The prodigal son returned but was it with his whole heart?
It never strikes me as that way. Having realizing he was hungry and poorly treated,
we hear him rehearse his speech for his father as he walked back home.
Were his motives genuine?
His brother did not return.
Lost sheep don’t return; they sit in the high grass waiting to hopefully be found.
What of the rich, young man whom Jesus challenged to sell all his possession and give to the poor? Having sadly walked away from Jesus because of the amount of his possessions,did he ever rethink his choice and return? We don’t know.
After the death of Jesus, the apostles returned; but they returned to their old way of life, fishing.
Returning is not easy.
How often have our motives been mixed or grounded in our more base cravings? Once Lent is over with, how often do we return to our old, comfortable ways of living…sinning? Isn’t it easier to stubbornly hold on to hurts rather then move beyond them?
Why in the end do our encounters with Jesus through his Word and Sacraments fail to fully convert us? Why is there a gap, this black hole, between our holiest and cherished religious prayers and practices and what we hope they will accomplish in us?
Might it be an inability on our part to discern what is good for us? Do we submit our desires and hopes to the Father? You know, “thy will be done”. Or do we continually forget to ask God whether the things we want are the things we ought to want?
Returning isn’t easy, is it?
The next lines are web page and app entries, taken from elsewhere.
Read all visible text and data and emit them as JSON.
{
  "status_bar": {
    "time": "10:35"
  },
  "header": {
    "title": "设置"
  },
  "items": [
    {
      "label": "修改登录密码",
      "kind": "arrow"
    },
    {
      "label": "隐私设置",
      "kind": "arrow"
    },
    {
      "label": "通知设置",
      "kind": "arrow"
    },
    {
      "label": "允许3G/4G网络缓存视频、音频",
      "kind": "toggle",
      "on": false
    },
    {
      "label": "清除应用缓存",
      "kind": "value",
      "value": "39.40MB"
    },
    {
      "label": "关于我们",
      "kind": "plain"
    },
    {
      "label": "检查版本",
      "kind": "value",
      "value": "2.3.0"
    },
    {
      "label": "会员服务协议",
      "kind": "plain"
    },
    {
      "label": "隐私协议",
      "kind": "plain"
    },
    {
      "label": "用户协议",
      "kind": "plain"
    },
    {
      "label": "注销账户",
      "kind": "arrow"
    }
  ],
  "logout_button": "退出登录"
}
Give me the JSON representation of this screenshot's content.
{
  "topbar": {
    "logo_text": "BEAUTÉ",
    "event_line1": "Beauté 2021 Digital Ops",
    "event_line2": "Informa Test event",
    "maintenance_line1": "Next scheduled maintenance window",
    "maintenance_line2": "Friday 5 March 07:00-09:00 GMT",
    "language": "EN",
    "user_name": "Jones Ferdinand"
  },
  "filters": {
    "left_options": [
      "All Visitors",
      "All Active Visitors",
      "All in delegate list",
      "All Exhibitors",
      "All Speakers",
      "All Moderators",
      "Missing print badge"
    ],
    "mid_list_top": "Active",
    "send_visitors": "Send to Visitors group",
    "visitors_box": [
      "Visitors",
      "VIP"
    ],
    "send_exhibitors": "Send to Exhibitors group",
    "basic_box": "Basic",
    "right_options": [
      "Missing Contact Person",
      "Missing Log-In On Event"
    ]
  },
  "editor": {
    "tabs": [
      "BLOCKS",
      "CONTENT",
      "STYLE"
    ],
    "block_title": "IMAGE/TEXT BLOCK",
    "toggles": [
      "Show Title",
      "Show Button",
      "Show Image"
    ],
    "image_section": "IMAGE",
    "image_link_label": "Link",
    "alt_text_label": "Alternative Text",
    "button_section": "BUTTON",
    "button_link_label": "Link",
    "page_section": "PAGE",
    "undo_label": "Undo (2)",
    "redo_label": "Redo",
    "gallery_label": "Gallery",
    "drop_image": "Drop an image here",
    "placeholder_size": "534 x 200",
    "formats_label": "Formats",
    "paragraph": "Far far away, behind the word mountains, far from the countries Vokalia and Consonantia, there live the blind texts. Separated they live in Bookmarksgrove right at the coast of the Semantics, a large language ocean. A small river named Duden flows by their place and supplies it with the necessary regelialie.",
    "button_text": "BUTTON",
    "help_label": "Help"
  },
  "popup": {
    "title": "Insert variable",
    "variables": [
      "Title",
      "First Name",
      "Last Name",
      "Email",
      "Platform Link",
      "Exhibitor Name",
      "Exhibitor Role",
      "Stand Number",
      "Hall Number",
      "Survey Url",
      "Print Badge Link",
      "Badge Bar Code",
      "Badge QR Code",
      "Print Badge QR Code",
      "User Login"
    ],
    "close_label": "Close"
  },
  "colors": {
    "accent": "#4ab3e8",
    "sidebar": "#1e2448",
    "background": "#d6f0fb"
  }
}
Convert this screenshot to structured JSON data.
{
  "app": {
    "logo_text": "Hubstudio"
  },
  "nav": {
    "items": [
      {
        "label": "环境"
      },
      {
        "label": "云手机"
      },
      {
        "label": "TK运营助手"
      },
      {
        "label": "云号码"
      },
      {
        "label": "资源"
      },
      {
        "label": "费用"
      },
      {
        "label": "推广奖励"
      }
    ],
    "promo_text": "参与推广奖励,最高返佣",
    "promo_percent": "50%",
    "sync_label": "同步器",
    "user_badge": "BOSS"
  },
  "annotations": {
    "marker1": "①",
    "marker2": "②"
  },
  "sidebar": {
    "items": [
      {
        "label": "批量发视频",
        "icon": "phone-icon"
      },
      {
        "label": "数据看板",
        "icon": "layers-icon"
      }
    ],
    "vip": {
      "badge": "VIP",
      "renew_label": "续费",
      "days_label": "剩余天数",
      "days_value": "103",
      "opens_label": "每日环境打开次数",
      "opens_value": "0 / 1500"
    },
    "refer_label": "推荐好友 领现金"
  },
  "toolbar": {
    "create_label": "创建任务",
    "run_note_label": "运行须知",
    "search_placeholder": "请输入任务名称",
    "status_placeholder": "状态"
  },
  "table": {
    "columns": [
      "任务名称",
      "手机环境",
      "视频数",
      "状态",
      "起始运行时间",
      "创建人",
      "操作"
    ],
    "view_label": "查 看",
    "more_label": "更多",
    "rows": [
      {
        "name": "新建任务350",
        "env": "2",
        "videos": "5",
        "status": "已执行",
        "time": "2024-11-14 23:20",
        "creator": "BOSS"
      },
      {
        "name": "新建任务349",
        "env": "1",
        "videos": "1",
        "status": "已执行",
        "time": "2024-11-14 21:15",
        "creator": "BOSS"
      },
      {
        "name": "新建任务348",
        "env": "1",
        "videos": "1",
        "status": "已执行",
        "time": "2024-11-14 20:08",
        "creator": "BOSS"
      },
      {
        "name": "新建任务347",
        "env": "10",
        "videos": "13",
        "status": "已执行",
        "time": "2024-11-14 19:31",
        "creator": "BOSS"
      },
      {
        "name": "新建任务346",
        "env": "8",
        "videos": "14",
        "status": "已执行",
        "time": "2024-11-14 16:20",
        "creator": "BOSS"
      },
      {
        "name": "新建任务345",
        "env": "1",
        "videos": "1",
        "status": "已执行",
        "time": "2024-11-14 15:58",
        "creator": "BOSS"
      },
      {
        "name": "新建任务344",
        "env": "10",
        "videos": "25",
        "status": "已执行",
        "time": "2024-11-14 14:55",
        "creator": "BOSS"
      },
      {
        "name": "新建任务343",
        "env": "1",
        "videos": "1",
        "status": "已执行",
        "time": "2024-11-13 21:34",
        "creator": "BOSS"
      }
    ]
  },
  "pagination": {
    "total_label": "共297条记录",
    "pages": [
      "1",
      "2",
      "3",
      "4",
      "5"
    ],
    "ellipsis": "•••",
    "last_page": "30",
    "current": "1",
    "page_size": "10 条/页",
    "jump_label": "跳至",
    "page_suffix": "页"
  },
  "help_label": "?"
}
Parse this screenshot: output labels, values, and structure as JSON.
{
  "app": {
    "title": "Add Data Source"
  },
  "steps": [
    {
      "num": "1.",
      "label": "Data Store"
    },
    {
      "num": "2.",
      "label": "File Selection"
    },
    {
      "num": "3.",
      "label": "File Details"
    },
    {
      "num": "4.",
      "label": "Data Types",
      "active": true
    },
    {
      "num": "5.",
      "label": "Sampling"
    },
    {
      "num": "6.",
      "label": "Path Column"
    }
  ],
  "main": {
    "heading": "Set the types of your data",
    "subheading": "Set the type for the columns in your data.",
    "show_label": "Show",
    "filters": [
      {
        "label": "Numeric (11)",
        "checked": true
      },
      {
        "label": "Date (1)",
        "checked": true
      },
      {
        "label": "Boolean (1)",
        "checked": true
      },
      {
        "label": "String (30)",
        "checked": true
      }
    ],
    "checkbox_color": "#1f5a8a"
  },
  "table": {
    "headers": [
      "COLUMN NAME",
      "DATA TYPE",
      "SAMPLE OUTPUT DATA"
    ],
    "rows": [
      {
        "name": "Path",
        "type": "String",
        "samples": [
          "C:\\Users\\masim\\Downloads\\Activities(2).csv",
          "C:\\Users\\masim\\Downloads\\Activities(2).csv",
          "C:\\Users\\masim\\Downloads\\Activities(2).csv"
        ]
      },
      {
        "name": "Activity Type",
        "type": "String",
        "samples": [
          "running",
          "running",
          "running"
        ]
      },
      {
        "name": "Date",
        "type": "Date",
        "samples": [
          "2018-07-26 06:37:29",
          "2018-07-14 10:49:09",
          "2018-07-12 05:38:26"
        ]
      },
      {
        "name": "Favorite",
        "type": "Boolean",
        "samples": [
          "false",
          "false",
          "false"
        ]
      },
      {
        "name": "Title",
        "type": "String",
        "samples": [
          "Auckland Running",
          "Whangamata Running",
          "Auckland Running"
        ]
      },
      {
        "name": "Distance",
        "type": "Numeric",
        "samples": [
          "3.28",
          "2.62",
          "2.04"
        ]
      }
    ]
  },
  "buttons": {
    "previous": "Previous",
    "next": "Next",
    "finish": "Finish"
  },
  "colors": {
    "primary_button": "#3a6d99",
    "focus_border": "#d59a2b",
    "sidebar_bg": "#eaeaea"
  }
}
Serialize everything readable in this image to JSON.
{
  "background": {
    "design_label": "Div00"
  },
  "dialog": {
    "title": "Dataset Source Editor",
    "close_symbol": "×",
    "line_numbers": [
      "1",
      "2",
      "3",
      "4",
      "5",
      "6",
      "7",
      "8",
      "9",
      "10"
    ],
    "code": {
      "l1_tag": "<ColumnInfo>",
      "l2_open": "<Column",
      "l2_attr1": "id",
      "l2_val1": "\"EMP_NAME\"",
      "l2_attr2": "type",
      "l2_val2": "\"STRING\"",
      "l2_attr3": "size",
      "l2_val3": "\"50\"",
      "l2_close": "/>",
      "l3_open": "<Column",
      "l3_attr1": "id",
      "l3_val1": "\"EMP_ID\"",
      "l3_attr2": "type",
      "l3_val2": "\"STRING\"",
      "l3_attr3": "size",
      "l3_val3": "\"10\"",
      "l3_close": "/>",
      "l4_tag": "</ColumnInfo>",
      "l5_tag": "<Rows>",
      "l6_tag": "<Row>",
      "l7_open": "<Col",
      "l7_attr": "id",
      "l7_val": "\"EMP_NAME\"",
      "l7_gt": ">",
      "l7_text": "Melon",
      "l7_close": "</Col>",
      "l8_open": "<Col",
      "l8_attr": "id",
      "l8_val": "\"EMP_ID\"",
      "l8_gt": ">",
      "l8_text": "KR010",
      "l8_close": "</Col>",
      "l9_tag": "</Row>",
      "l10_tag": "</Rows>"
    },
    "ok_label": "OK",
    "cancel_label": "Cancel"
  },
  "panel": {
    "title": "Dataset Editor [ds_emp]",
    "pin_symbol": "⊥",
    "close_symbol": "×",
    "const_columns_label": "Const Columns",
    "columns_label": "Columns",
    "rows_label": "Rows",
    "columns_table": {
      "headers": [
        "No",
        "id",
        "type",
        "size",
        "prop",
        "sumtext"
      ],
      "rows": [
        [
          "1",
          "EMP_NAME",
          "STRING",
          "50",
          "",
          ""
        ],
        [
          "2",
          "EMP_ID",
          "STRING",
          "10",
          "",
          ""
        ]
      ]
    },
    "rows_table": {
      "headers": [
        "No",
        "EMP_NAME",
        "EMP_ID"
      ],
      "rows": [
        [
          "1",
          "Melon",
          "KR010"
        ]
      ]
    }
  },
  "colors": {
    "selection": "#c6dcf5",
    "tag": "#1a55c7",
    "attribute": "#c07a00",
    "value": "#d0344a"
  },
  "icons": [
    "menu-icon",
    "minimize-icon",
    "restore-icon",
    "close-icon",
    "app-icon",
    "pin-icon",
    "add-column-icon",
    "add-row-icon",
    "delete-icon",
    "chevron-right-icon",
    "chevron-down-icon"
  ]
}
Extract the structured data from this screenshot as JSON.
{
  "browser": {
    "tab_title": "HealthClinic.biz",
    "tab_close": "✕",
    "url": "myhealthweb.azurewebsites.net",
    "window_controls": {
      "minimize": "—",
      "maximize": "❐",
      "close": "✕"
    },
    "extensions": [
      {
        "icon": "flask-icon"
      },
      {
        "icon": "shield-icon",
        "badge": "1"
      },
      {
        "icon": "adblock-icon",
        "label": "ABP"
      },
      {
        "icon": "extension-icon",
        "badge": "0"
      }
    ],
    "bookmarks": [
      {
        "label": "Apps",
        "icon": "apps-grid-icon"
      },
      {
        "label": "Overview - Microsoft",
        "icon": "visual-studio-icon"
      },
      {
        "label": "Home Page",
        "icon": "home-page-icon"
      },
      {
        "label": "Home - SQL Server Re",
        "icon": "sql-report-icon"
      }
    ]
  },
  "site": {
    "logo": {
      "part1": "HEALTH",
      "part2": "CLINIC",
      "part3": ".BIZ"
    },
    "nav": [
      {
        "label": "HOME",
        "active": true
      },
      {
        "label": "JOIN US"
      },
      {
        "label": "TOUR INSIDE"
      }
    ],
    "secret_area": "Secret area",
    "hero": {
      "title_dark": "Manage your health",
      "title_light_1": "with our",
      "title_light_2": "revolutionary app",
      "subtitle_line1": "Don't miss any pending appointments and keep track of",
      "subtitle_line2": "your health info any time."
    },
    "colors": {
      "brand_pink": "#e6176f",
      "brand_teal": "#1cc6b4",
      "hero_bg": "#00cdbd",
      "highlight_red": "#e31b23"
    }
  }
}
When we return, we may not find things the way they were…including ourselves. Yet “everything is pointless if there’s no way back.”